Last time I posted about a five year quilt. This time it is a seven year quilt but for a different reason. This quilt has been in the making for seven years.
It is a monster as it is for my king sized bed. And it is not finished yet! I will have over 400 inches of binding to add. I guess it is a longtime until next winter when we will need a quilt. I should mention that the cream corner squares will disappear. This is to be a T-quilt as I have bed posts. The cream squares were there just to make it easier for the quilter.
I am showing you a few blocks so that you may appreciate the fussy quilting and the block technique. The quilt blocks come from a class I taught years ago: Penny Haren’s Pieced Appliqué. I made a shop sample and then taught the technique three times for Adel Quilting and Dry Goods. For each class I made new sample blocks. One set is still in a box. There is a plan for them…….someday.
The layout includes the flying geese as I wanted to do something different this time around.
This is the quilt that inspired me to use the geese, but I could not get myself to make so many. I believe the above quilt was done my Mary Shotwell. Hers turned out much nicer as my geese have blunt stops and hers flow.
The backs of my quilts often get the left over fabric and the fabrics that weren’t quilt right for the front.
I also got the label right into the quilt back. This quilt was my “Get-R-Done” project for 2013. It did leave my house before the end of 2013. I have yet to start working on my ‘Get-R-Done” for 2014.

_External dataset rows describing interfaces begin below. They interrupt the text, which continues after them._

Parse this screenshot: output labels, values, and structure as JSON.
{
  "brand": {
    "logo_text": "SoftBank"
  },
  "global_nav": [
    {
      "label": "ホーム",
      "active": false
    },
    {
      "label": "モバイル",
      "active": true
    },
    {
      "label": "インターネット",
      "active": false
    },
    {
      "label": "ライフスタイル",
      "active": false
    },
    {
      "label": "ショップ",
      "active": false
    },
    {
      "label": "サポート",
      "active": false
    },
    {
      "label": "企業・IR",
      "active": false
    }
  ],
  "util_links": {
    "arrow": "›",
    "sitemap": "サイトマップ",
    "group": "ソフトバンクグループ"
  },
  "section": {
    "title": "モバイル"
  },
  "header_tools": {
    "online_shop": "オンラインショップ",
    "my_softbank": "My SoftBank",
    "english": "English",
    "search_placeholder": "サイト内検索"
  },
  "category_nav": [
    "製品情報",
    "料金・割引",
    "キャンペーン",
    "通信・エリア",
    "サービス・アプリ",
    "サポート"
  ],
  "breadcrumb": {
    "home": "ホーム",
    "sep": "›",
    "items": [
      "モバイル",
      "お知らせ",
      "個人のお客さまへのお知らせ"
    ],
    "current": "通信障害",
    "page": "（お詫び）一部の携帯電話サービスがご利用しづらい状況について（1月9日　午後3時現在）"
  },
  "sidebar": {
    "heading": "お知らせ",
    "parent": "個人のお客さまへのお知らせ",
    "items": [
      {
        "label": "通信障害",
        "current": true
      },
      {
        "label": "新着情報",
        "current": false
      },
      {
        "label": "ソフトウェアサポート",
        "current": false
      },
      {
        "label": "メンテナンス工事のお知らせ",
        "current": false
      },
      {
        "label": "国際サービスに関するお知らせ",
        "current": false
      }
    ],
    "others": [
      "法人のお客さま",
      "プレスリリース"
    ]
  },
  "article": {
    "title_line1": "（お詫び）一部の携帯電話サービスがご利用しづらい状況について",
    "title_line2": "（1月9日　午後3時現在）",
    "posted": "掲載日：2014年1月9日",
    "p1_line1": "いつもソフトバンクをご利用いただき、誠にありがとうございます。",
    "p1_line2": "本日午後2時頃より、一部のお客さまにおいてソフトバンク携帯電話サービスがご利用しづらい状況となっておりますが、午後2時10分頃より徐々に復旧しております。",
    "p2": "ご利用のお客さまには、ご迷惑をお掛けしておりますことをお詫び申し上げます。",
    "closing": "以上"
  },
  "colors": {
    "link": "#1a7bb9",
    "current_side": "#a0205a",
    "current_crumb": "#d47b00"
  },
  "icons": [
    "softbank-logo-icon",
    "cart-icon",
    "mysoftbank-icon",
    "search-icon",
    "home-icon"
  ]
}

The above quilt is the original Penny Haren quilt and was made to match the book cover. The one below is the one done using blocks from both books one and two.
I am enjoying sitting on my porch as we begin this holiday week-end. I hope to do a lot of it! And maybe move some flowers from flats to the ground! Enjoy your time of remembering those who sacrificed so that we may enjoy our free country.
Memorial Day was started by former slaves on May, 1, 1865 in Charleston, SC to honor 257 dead Union Soldiers who had been buried in a mass grave in a Confederate prison camp. They dug up the bodies and worked for 2 weeks to give them a proper burial as gratitude for fighting for their freedom. They then held a parade of 10,000 people led by 2,800 Black children where they marched, sang and celebrated.